◆ Exercise goal: Only lines with the string "屏幕左上角" are wanted. Pull them out of the data.

Data section below:

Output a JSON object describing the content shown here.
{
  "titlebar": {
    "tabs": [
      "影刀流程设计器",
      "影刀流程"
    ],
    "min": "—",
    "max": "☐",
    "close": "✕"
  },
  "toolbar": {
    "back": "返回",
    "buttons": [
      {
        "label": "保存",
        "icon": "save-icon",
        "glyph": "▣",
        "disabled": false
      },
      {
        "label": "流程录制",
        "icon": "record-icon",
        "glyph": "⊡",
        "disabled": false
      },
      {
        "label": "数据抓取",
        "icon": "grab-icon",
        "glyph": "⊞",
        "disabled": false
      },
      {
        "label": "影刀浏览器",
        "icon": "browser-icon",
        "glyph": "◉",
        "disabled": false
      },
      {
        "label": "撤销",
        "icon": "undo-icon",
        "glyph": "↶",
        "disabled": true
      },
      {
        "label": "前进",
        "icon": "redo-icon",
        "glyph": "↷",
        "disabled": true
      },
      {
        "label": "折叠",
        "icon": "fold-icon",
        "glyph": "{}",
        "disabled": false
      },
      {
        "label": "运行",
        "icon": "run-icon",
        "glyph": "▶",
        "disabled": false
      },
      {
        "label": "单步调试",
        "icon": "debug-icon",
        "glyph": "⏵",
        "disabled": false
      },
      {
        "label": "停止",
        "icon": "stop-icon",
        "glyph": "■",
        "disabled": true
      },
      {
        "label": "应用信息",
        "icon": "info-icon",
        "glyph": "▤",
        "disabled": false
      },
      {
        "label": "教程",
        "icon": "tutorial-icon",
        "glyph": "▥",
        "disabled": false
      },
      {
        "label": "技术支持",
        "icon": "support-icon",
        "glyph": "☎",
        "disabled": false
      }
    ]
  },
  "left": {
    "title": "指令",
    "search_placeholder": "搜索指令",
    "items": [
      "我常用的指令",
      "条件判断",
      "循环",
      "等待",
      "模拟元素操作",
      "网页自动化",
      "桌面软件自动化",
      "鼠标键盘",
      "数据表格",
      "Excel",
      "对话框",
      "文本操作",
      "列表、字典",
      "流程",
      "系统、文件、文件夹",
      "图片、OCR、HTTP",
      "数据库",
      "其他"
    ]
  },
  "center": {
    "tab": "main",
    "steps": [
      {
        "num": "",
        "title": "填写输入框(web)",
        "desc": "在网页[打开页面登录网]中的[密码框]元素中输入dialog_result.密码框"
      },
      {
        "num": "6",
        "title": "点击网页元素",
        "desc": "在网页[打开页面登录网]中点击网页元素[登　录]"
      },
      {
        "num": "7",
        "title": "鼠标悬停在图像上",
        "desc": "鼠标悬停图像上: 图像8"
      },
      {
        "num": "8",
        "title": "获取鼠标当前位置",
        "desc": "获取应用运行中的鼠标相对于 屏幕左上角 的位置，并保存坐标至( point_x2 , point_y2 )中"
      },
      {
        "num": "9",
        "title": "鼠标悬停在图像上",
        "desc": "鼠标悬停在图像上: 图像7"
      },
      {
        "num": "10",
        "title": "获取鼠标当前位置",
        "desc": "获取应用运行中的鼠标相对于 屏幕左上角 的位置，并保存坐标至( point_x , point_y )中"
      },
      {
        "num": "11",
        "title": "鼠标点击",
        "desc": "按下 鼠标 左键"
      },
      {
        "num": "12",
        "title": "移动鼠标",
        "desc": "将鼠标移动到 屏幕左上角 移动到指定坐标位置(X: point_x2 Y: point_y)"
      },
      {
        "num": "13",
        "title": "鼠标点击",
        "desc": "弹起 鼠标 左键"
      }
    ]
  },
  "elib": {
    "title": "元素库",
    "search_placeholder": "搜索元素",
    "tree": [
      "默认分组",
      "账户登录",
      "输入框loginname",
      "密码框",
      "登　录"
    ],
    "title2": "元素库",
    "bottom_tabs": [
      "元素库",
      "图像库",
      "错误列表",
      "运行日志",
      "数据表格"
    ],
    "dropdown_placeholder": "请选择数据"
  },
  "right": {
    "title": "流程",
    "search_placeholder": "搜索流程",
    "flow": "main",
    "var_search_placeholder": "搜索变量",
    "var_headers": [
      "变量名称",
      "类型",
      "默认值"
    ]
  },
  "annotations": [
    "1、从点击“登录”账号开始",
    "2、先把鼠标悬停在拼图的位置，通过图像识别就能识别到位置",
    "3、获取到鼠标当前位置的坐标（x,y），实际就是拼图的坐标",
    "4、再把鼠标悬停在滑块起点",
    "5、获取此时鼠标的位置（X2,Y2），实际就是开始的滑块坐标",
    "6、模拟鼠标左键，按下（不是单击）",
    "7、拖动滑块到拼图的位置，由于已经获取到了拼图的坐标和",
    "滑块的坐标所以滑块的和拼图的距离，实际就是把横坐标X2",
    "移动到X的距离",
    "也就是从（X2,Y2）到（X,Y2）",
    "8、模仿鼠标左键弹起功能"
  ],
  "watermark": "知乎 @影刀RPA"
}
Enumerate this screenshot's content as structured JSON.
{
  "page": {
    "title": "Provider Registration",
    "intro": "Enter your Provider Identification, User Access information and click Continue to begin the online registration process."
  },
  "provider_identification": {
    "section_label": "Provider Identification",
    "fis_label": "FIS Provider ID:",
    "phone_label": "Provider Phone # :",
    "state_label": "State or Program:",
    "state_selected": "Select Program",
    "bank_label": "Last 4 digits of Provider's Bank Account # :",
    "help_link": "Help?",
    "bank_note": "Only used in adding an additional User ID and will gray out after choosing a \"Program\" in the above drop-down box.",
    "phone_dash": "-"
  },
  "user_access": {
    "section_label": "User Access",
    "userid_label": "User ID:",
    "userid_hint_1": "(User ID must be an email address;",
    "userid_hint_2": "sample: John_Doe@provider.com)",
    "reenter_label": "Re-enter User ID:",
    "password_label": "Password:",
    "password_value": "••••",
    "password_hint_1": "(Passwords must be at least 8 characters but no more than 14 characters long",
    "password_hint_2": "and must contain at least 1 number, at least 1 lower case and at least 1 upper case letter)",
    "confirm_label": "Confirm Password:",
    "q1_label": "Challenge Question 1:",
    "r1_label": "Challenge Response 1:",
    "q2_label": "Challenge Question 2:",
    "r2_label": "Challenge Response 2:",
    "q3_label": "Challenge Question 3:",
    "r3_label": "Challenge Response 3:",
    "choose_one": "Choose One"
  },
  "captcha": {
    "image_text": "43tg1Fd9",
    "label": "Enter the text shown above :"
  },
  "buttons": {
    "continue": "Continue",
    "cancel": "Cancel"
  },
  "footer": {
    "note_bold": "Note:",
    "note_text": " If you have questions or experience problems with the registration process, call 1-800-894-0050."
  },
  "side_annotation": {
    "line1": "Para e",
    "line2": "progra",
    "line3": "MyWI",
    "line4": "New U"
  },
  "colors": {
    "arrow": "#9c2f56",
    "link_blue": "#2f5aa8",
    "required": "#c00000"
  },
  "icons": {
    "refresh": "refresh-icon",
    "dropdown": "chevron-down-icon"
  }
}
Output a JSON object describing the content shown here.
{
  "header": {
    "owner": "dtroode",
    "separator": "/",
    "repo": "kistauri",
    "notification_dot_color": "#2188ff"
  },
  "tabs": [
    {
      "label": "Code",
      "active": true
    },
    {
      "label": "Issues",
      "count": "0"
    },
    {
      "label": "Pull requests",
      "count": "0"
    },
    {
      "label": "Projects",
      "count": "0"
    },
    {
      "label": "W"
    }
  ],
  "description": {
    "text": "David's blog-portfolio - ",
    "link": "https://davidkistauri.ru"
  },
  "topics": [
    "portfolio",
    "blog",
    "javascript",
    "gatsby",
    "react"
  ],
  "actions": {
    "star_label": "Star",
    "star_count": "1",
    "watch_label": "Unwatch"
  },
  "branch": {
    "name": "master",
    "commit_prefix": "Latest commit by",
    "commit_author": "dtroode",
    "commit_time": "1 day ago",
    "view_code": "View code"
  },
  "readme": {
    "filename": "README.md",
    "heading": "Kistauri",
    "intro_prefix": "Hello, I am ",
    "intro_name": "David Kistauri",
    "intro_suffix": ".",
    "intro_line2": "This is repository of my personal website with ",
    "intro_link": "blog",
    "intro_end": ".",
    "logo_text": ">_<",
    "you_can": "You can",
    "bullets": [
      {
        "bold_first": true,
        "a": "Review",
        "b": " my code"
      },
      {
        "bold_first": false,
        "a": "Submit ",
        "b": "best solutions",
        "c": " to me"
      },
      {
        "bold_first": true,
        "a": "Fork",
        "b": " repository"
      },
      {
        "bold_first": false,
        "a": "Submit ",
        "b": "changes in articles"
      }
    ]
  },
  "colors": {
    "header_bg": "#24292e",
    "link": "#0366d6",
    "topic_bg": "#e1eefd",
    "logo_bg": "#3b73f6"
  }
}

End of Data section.

◆ Your response:
        "desc": "获取应用运行中的鼠标相对于 屏幕左上角 的位置，并保存坐标至( point_x2 , point_y2 )中"
        "desc": "获取应用运行中的鼠标相对于 屏幕左上角 的位置，并保存坐标至( point_x , point_y )中"
        "desc": "将鼠标移动到 屏幕左上角 移动到指定坐标位置(X: point_x2 Y: point_y)"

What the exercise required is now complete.